(Stored records)
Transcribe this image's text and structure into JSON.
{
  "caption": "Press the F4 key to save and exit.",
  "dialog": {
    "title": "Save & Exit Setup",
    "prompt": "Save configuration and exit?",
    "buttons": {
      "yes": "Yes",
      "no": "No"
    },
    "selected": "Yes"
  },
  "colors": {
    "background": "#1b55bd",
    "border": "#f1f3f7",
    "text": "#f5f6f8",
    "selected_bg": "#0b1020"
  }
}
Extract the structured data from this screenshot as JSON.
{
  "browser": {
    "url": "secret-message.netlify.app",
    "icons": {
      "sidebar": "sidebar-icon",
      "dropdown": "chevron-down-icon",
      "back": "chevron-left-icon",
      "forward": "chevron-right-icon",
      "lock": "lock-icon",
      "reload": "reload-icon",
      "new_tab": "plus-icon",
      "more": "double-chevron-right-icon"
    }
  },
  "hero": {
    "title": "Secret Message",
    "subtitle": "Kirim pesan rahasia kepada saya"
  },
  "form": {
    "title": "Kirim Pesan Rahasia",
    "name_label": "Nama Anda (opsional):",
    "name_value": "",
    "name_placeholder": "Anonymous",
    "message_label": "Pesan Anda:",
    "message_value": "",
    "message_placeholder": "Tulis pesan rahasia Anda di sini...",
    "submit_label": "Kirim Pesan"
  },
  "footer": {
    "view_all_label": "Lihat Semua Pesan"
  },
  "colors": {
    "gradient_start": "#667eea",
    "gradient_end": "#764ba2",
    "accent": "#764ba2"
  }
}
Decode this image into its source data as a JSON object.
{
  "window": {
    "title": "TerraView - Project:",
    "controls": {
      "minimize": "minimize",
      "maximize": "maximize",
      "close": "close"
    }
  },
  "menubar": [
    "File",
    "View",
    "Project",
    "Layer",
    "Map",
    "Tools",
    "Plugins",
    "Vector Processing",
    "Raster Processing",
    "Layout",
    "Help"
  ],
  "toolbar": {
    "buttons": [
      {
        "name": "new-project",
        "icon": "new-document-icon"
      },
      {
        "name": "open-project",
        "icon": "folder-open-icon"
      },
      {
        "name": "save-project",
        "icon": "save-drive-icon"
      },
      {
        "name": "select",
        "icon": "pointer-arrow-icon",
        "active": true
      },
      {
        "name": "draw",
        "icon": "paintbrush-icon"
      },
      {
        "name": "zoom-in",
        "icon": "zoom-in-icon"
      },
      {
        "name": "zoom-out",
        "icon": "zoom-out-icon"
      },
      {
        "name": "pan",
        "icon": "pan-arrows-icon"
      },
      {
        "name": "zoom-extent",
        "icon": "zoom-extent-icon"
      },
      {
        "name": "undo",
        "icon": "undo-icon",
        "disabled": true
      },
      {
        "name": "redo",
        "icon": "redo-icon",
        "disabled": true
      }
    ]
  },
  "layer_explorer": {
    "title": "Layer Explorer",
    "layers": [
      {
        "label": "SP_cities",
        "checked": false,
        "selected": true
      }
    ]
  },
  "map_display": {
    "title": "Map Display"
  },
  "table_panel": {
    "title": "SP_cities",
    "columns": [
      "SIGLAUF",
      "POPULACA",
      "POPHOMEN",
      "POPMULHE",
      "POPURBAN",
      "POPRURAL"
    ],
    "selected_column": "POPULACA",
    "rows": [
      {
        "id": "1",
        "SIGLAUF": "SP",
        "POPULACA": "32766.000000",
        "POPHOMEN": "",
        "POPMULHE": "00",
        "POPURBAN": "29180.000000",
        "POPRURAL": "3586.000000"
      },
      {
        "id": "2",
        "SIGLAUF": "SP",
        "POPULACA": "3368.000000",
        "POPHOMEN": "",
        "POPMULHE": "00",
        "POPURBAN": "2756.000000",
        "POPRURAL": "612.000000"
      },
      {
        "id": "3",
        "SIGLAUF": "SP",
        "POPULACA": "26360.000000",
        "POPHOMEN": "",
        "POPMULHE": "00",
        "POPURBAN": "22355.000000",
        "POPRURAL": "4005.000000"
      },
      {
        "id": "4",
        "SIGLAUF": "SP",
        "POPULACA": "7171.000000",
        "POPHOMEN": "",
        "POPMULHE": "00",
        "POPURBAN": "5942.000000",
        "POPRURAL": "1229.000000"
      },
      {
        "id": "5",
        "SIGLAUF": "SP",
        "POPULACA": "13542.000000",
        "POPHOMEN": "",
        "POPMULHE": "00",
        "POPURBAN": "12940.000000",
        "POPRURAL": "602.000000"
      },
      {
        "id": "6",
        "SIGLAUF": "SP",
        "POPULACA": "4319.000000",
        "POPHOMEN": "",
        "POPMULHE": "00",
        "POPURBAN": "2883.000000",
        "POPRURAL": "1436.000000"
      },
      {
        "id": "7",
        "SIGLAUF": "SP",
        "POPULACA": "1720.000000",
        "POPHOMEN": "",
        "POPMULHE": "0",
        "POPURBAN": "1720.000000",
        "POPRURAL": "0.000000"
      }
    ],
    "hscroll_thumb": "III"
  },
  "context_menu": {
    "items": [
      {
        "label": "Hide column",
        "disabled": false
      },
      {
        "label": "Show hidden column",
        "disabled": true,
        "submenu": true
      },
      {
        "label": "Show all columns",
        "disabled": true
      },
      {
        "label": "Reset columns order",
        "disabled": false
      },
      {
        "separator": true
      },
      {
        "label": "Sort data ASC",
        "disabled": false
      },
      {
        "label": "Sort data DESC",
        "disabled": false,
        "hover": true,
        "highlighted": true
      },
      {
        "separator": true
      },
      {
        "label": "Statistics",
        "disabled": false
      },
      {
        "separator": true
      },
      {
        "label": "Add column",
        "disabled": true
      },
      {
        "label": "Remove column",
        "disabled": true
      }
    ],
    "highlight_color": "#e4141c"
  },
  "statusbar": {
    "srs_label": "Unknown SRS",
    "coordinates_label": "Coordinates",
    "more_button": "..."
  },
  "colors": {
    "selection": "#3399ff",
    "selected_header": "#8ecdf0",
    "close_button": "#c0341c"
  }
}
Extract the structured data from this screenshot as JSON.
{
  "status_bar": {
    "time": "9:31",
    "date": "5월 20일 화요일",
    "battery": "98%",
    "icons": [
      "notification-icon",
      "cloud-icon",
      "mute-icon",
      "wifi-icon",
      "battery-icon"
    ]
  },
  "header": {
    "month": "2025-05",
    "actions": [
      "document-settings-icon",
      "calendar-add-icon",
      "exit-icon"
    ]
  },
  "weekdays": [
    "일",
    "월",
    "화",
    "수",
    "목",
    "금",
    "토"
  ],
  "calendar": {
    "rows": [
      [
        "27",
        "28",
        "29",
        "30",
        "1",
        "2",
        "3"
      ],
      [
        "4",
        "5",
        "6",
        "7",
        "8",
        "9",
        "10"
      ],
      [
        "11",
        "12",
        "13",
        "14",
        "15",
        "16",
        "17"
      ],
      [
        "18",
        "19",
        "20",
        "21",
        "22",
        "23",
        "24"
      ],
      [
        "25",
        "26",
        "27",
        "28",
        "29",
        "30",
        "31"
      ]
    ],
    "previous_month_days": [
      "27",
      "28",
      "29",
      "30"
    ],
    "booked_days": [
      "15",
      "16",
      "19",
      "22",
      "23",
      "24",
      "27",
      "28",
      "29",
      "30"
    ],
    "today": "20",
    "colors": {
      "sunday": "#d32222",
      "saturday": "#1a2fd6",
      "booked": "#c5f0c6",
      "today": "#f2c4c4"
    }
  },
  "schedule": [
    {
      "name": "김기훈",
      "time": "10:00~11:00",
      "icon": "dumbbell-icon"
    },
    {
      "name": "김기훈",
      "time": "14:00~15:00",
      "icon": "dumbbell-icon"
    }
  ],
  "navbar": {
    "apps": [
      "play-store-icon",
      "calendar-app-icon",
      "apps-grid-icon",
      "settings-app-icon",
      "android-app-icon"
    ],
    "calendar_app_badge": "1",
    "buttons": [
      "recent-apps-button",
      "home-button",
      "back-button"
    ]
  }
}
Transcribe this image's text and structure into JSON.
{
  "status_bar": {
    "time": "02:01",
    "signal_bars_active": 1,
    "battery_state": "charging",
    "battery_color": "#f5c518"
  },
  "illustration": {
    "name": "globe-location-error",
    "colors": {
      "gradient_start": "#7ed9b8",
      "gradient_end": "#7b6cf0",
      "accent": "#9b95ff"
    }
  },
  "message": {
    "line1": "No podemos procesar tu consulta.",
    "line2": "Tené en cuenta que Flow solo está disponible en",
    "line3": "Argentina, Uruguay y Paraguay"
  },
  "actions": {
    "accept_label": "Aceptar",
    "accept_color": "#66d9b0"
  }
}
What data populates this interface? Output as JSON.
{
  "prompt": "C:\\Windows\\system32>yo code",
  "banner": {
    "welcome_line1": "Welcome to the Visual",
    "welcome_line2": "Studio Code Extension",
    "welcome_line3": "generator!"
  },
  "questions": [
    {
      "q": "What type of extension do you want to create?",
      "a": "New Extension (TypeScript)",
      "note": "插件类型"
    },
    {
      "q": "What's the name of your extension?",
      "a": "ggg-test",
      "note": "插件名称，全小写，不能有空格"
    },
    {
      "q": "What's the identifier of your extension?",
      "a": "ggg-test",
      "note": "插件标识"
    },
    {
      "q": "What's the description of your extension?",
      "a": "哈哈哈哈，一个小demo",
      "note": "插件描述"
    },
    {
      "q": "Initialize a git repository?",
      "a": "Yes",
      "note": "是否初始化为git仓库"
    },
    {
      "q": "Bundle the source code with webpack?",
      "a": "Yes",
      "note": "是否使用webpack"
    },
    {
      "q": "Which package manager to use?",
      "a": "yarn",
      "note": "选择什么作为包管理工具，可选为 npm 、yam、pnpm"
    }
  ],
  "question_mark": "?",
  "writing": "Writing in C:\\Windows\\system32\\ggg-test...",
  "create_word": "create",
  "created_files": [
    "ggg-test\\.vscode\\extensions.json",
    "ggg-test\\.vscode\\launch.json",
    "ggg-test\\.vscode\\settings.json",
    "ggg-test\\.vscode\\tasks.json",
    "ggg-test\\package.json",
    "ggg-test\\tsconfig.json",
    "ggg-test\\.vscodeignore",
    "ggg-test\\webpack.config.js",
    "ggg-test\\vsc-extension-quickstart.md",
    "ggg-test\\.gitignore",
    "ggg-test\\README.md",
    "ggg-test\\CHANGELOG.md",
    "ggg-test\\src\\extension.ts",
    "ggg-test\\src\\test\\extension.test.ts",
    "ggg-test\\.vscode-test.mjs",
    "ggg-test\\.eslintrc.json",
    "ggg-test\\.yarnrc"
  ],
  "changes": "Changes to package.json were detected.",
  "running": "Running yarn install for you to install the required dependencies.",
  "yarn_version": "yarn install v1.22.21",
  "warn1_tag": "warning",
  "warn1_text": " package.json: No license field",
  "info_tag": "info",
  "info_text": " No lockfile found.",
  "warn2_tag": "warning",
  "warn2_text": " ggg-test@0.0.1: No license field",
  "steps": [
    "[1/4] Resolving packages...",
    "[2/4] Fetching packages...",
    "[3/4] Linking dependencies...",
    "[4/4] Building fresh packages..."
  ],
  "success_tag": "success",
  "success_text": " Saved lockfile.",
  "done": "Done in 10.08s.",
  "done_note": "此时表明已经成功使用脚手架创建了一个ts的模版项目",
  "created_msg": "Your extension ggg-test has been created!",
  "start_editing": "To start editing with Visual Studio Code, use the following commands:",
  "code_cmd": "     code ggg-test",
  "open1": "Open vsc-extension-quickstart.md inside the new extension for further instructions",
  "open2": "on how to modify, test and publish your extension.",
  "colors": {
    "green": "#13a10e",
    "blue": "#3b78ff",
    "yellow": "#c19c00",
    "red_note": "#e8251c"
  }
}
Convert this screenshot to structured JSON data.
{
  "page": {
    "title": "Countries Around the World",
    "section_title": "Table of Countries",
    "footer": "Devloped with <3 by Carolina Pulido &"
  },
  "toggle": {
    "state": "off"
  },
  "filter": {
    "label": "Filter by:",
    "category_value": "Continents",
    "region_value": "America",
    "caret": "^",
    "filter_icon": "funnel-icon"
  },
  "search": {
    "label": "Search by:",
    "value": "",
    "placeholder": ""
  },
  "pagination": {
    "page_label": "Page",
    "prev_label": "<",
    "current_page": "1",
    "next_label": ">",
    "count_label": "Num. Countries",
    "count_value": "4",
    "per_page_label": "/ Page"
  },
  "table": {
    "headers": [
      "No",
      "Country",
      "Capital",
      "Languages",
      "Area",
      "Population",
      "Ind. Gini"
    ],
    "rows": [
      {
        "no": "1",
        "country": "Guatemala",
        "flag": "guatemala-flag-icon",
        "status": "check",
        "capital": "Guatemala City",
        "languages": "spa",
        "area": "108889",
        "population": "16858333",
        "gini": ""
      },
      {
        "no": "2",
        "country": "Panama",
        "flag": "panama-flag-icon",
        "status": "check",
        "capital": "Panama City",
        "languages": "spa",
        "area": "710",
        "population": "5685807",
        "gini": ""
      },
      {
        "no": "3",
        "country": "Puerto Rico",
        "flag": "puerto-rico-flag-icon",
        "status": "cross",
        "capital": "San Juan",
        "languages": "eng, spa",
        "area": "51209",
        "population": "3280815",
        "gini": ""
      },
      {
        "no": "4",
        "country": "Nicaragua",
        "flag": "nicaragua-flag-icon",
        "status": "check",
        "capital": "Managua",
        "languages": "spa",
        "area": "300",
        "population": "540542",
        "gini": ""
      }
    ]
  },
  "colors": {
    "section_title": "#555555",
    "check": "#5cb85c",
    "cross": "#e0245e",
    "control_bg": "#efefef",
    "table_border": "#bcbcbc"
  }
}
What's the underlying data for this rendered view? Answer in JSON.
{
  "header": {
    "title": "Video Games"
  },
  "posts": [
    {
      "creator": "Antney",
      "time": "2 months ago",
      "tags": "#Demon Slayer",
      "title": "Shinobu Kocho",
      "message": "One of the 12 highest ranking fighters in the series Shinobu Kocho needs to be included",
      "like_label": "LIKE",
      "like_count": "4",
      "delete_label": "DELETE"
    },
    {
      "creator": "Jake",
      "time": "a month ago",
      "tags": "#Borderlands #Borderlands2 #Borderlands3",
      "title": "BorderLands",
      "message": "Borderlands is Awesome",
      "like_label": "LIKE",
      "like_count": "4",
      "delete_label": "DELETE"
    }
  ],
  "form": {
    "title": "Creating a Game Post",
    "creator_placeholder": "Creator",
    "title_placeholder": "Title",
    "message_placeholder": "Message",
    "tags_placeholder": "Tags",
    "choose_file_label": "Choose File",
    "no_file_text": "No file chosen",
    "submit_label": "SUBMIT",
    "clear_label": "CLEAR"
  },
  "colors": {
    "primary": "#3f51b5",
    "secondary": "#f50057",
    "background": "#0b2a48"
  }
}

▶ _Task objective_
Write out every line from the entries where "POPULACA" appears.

▶ _Task solution_
      "POPULACA",
    "selected_column": "POPULACA",
        "POPULACA": "32766.000000",
        "POPULACA": "3368.000000",
        "POPULACA": "26360.000000",
        "POPULACA": "7171.000000",
        "POPULACA": "13542.000000",
        "POPULACA": "4319.000000",
        "POPULACA": "1720.000000",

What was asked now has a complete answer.